→ Task instructions: An exact reproduction of all the entries is the expected answer.

-- Available records follows --

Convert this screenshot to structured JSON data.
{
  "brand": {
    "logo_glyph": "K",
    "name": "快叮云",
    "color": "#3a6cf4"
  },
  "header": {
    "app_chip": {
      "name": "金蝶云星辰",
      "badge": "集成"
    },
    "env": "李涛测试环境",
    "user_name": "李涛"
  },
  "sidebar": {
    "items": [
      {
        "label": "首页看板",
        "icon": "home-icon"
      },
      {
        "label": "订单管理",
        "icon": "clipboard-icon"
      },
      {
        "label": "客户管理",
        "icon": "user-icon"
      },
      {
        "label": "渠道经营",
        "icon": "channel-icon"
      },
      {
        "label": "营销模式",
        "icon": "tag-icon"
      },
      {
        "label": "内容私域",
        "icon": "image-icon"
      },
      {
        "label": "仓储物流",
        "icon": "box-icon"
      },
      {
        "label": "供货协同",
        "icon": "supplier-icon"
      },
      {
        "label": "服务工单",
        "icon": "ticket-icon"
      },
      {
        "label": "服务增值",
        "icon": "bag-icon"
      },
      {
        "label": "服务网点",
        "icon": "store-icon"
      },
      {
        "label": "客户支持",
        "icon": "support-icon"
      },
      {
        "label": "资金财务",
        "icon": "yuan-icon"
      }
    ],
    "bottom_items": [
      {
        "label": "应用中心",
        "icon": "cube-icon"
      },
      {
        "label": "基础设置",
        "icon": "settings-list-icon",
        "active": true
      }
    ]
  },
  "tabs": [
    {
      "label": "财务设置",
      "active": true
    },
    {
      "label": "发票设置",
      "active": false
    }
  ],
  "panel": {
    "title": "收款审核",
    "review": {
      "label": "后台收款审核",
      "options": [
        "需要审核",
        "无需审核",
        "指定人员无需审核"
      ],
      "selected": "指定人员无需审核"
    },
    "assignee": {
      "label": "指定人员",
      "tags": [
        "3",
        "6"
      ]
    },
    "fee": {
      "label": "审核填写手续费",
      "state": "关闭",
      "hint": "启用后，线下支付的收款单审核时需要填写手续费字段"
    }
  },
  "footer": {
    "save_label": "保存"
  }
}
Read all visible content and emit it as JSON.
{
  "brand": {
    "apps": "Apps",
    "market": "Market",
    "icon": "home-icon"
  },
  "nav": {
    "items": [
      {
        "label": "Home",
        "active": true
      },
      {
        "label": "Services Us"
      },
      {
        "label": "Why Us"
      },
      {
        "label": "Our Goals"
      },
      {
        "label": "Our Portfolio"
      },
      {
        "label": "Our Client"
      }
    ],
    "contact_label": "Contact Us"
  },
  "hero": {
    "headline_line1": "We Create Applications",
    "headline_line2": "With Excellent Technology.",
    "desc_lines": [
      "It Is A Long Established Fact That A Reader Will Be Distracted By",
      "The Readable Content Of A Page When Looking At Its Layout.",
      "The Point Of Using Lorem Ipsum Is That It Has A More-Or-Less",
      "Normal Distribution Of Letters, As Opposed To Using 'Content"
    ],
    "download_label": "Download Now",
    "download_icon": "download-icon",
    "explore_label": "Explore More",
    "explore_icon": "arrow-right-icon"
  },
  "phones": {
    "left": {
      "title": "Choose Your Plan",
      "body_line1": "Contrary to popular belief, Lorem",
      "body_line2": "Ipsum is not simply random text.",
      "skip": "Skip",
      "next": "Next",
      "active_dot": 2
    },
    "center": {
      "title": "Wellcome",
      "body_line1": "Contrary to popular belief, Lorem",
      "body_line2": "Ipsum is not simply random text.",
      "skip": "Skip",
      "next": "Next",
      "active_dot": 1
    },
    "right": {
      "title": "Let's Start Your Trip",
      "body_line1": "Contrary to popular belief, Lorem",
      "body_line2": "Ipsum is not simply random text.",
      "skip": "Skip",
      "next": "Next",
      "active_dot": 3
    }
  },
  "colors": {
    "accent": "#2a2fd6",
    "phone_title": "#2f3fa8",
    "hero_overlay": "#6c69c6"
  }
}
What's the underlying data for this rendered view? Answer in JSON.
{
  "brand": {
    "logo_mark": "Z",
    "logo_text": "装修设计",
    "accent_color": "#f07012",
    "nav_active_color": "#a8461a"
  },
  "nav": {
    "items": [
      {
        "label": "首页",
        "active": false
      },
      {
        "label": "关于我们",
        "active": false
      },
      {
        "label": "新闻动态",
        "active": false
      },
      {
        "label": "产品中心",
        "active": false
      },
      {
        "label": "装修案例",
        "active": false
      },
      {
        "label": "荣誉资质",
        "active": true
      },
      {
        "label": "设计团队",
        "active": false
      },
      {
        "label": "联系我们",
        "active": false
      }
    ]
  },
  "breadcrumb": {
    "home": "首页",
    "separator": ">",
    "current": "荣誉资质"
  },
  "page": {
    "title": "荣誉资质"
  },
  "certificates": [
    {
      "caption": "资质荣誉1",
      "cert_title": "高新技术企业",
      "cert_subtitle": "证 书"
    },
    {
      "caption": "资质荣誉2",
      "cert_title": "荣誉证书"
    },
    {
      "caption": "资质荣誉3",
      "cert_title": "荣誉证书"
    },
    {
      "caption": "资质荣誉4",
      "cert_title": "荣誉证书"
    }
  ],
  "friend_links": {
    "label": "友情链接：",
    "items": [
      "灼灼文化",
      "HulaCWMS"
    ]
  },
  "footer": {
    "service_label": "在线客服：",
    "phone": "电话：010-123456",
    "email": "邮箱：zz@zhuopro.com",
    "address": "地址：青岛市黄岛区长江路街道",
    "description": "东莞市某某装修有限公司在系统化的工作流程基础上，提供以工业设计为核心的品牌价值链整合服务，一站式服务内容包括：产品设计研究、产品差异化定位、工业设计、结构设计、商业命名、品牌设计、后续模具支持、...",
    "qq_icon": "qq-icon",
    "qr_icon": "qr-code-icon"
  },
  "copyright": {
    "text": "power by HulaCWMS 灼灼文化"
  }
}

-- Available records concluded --

→ Exercise answer:
Convert this screenshot to structured JSON data.
{
  "brand": {
    "logo_glyph": "K",
    "name": "快叮云",
    "color": "#3a6cf4"
  },
  "header": {
    "app_chip": {
      "name": "金蝶云星辰",
      "badge": "集成"
    },
    "env": "李涛测试环境",
    "user_name": "李涛"
  },
  "sidebar": {
    "items": [
      {
        "label": "首页看板",
        "icon": "home-icon"
      },
      {
        "label": "订单管理",
        "icon": "clipboard-icon"
      },
      {
        "label": "客户管理",
        "icon": "user-icon"
      },
      {
        "label": "渠道经营",
        "icon": "channel-icon"
      },
      {
        "label": "营销模式",
        "icon": "tag-icon"
      },
      {
        "label": "内容私域",
        "icon": "image-icon"
      },
      {
        "label": "仓储物流",
        "icon": "box-icon"
      },
      {
        "label": "供货协同",
        "icon": "supplier-icon"
      },
      {
        "label": "服务工单",
        "icon": "ticket-icon"
      },
      {
        "label": "服务增值",
        "icon": "bag-icon"
      },
      {
        "label": "服务网点",
        "icon": "store-icon"
      },
      {
        "label": "客户支持",
        "icon": "support-icon"
      },
      {
        "label": "资金财务",
        "icon": "yuan-icon"
      }
    ],
    "bottom_items": [
      {
        "label": "应用中心",
        "icon": "cube-icon"
      },
      {
        "label": "基础设置",
        "icon": "settings-list-icon",
        "active": true
      }
    ]
  },
  "tabs": [
    {
      "label": "财务设置",
      "active": true
    },
    {
      "label": "发票设置",
      "active": false
    }
  ],
  "panel": {
    "title": "收款审核",
    "review": {
      "label": "后台收款审核",
      "options": [
        "需要审核",
        "无需审核",
        "指定人员无需审核"
      ],
      "selected": "指定人员无需审核"
    },
    "assignee": {
      "label": "指定人员",
      "tags": [
        "3",
        "6"
      ]
    },
    "fee": {
      "label": "审核填写手续费",
      "state": "关闭",
      "hint": "启用后，线下支付的收款单审核时需要填写手续费字段"
    }
  },
  "footer": {
    "save_label": "保存"
  }
}
Read all visible content and emit it as JSON.
{
  "brand": {
    "apps": "Apps",
    "market": "Market",
    "icon": "home-icon"
  },
  "nav": {
    "items": [
      {
        "label": "Home",
        "active": true
      },
      {
        "label": "Services Us"
      },
      {
        "label": "Why Us"
      },
      {
        "label": "Our Goals"
      },
      {
        "label": "Our Portfolio"
      },
      {
        "label": "Our Client"
      }
    ],
    "contact_label": "Contact Us"
  },
  "hero": {
    "headline_line1": "We Create Applications",
    "headline_line2": "With Excellent Technology.",
    "desc_lines": [
      "It Is A Long Established Fact That A Reader Will Be Distracted By",
      "The Readable Content Of A Page When Looking At Its Layout.",
      "The Point Of Using Lorem Ipsum Is That It Has A More-Or-Less",
      "Normal Distribution Of Letters, As Opposed To Using 'Content"
    ],
    "download_label": "Download Now",
    "download_icon": "download-icon",
    "explore_label": "Explore More",
    "explore_icon": "arrow-right-icon"
  },
  "phones": {
    "left": {
      "title": "Choose Your Plan",
      "body_line1": "Contrary to popular belief, Lorem",
      "body_line2": "Ipsum is not simply random text.",
      "skip": "Skip",
      "next": "Next",
      "active_dot": 2
    },
    "center": {
      "title": "Wellcome",
      "body_line1": "Contrary to popular belief, Lorem",
      "body_line2": "Ipsum is not simply random text.",
      "skip": "Skip",
      "next": "Next",
      "active_dot": 1
    },
    "right": {
      "title": "Let's Start Your Trip",
      "body_line1": "Contrary to popular belief, Lorem",
      "body_line2": "Ipsum is not simply random text.",
      "skip": "Skip",
      "next": "Next",
      "active_dot": 3
    }
  },
  "colors": {
    "accent": "#2a2fd6",
    "phone_title": "#2f3fa8",
    "hero_overlay": "#6c69c6"
  }
}
What's the underlying data for this rendered view? Answer in JSON.
{
  "brand": {
    "logo_mark": "Z",
    "logo_text": "装修设计",
    "accent_color": "#f07012",
    "nav_active_color": "#a8461a"
  },
  "nav": {
    "items": [
      {
        "label": "首页",
        "active": false
      },
      {
        "label": "关于我们",
        "active": false
      },
      {
        "label": "新闻动态",
        "active": false
      },
      {
        "label": "产品中心",
        "active": false
      },
      {
        "label": "装修案例",
        "active": false
      },
      {
        "label": "荣誉资质",
        "active": true
      },
      {
        "label": "设计团队",
        "active": false
      },
      {
        "label": "联系我们",
        "active": false
      }
    ]
  },
  "breadcrumb": {
    "home": "首页",
    "separator": ">",
    "current": "荣誉资质"
  },
  "page": {
    "title": "荣誉资质"
  },
  "certificates": [
    {
      "caption": "资质荣誉1",
      "cert_title": "高新技术企业",
      "cert_subtitle": "证 书"
    },
    {
      "caption": "资质荣誉2",
      "cert_title": "荣誉证书"
    },
    {
      "caption": "资质荣誉3",
      "cert_title": "荣誉证书"
    },
    {
      "caption": "资质荣誉4",
      "cert_title": "荣誉证书"
    }
  ],
  "friend_links": {
    "label": "友情链接：",
    "items": [
      "灼灼文化",
      "HulaCWMS"
    ]
  },
  "footer": {
    "service_label": "在线客服：",
    "phone": "电话：010-123456",
    "email": "邮箱：zz@zhuopro.com",
    "address": "地址：青岛市黄岛区长江路街道",
    "description": "东莞市某某装修有限公司在系统化的工作流程基础上，提供以工业设计为核心的品牌价值链整合服务，一站式服务内容包括：产品设计研究、产品差异化定位、工业设计、结构设计、商业命名、品牌设计、后续模具支持、...",
    "qq_icon": "qq-icon",
    "qr_icon": "qr-code-icon"
  },
  "copyright": {
    "text": "power by HulaCWMS 灼灼文化"
  }
}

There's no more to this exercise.